* [Work instructions]:
In your reply, restate all of the records below word for word.

* [Records supplied]:
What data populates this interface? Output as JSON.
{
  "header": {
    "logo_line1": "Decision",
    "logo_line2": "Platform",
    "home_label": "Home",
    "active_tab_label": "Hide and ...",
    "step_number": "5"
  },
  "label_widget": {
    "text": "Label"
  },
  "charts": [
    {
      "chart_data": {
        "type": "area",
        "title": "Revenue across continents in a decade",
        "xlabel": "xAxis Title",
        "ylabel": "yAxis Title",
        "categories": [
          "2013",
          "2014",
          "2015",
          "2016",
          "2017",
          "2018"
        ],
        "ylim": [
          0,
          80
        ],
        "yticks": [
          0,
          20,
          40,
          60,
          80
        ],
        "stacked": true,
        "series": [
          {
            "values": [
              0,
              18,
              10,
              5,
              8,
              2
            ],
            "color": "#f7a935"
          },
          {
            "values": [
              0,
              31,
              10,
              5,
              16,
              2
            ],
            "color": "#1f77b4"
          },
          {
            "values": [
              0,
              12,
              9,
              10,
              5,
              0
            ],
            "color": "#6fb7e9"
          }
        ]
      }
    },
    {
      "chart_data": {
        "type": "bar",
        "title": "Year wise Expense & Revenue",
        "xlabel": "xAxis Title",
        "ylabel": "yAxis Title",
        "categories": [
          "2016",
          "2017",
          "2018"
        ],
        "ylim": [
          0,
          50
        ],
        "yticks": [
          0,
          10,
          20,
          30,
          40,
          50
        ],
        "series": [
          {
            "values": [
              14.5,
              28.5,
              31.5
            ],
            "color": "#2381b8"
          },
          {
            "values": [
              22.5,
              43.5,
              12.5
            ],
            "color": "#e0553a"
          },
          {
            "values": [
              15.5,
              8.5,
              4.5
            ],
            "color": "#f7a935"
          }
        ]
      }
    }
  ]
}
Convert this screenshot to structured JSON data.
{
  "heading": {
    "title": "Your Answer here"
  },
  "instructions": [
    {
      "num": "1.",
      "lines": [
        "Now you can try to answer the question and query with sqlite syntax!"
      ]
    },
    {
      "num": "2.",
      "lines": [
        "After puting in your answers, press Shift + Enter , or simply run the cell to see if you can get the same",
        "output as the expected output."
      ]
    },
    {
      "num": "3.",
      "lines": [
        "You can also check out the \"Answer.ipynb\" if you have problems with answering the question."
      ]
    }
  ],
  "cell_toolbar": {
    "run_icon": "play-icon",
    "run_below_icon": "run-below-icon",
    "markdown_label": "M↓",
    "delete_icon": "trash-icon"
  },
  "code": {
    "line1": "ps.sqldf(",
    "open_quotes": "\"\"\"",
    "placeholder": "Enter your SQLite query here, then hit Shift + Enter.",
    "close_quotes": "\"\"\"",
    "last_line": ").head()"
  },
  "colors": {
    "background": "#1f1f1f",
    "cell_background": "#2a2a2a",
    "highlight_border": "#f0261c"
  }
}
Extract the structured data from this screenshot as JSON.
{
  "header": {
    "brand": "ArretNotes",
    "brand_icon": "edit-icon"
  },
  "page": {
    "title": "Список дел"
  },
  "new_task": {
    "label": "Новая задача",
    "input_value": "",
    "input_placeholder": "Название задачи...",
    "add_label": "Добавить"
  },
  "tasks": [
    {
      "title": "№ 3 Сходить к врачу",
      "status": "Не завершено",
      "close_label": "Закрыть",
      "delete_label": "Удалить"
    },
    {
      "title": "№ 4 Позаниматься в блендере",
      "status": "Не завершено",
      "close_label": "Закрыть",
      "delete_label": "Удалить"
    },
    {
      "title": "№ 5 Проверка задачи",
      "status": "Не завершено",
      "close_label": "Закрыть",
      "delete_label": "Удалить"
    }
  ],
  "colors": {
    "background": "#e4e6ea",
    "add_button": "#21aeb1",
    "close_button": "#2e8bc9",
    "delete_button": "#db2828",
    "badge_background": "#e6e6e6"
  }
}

* [Response below]:
What data populates this interface? Output as JSON.
{
  "header": {
    "logo_line1": "Decision",
    "logo_line2": "Platform",
    "home_label": "Home",
    "active_tab_label": "Hide and ...",
    "step_number": "5"
  },
  "label_widget": {
    "text": "Label"
  },
  "charts": [
    {
      "chart_data": {
        "type": "area",
        "title": "Revenue across continents in a decade",
        "xlabel": "xAxis Title",
        "ylabel": "yAxis Title",
        "categories": [
          "2013",
          "2014",
          "2015",
          "2016",
          "2017",
          "2018"
        ],
        "ylim": [
          0,
          80
        ],
        "yticks": [
          0,
          20,
          40,
          60,
          80
        ],
        "stacked": true,
        "series": [
          {
            "values": [
              0,
              18,
              10,
              5,
              8,
              2
            ],
            "color": "#f7a935"
          },
          {
            "values": [
              0,
              31,
              10,
              5,
              16,
              2
            ],
            "color": "#1f77b4"
          },
          {
            "values": [
              0,
              12,
              9,
              10,
              5,
              0
            ],
            "color": "#6fb7e9"
          }
        ]
      }
    },
    {
      "chart_data": {
        "type": "bar",
        "title": "Year wise Expense & Revenue",
        "xlabel": "xAxis Title",
        "ylabel": "yAxis Title",
        "categories": [
          "2016",
          "2017",
          "2018"
        ],
        "ylim": [
          0,
          50
        ],
        "yticks": [
          0,
          10,
          20,
          30,
          40,
          50
        ],
        "series": [
          {
            "values": [
              14.5,
              28.5,
              31.5
            ],
            "color": "#2381b8"
          },
          {
            "values": [
              22.5,
              43.5,
              12.5
            ],
            "color": "#e0553a"
          },
          {
            "values": [
              15.5,
              8.5,
              4.5
            ],
            "color": "#f7a935"
          }
        ]
      }
    }
  ]
}
Convert this screenshot to structured JSON data.
{
  "heading": {
    "title": "Your Answer here"
  },
  "instructions": [
    {
      "num": "1.",
      "lines": [
        "Now you can try to answer the question and query with sqlite syntax!"
      ]
    },
    {
      "num": "2.",
      "lines": [
        "After puting in your answers, press Shift + Enter , or simply run the cell to see if you can get the same",
        "output as the expected output."
      ]
    },
    {
      "num": "3.",
      "lines": [
        "You can also check out the \"Answer.ipynb\" if you have problems with answering the question."
      ]
    }
  ],
  "cell_toolbar": {
    "run_icon": "play-icon",
    "run_below_icon": "run-below-icon",
    "markdown_label": "M↓",
    "delete_icon": "trash-icon"
  },
  "code": {
    "line1": "ps.sqldf(",
    "open_quotes": "\"\"\"",
    "placeholder": "Enter your SQLite query here, then hit Shift + Enter.",
    "close_quotes": "\"\"\"",
    "last_line": ").head()"
  },
  "colors": {
    "background": "#1f1f1f",
    "cell_background": "#2a2a2a",
    "highlight_border": "#f0261c"
  }
}
Extract the structured data from this screenshot as JSON.
{
  "header": {
    "brand": "ArretNotes",
    "brand_icon": "edit-icon"
  },
  "page": {
    "title": "Список дел"
  },
  "new_task": {
    "label": "Новая задача",
    "input_value": "",
    "input_placeholder": "Название задачи...",
    "add_label": "Добавить"
  },
  "tasks": [
    {
      "title": "№ 3 Сходить к врачу",
      "status": "Не завершено",
      "close_label": "Закрыть",
      "delete_label": "Удалить"
    },
    {
      "title": "№ 4 Позаниматься в блендере",
      "status": "Не завершено",
      "close_label": "Закрыть",
      "delete_label": "Удалить"
    },
    {
      "title": "№ 5 Проверка задачи",
      "status": "Не завершено",
      "close_label": "Закрыть",
      "delete_label": "Удалить"
    }
  ],
  "colors": {
    "background": "#e4e6ea",
    "add_button": "#21aeb1",
    "close_button": "#2e8bc9",
    "delete_button": "#db2828",
    "badge_background": "#e6e6e6"
  }
}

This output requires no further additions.